#### PROBLEM:
For the entries below, report every line that includes the word "基本功质检仪".
___ DATA EXTRACT ___
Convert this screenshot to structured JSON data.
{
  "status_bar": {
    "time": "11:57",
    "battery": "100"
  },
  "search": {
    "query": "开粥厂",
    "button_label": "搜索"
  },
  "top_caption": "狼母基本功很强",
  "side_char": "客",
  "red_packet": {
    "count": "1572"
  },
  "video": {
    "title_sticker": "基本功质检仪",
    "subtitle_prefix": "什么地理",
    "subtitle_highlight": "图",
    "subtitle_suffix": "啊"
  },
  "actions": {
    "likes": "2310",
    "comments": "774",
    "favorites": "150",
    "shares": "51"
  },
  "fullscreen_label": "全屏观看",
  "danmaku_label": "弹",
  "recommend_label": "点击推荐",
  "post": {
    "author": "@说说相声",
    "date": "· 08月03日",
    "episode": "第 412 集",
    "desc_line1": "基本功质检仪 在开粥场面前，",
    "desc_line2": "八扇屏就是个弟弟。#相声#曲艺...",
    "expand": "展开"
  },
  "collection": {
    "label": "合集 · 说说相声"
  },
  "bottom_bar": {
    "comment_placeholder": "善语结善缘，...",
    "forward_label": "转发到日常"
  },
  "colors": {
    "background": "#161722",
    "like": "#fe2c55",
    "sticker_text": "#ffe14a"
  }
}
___
#### FINAL ANSWER:
    "title_sticker": "基本功质检仪",
    "desc_line1": "基本功质检仪 在开粥场面前，",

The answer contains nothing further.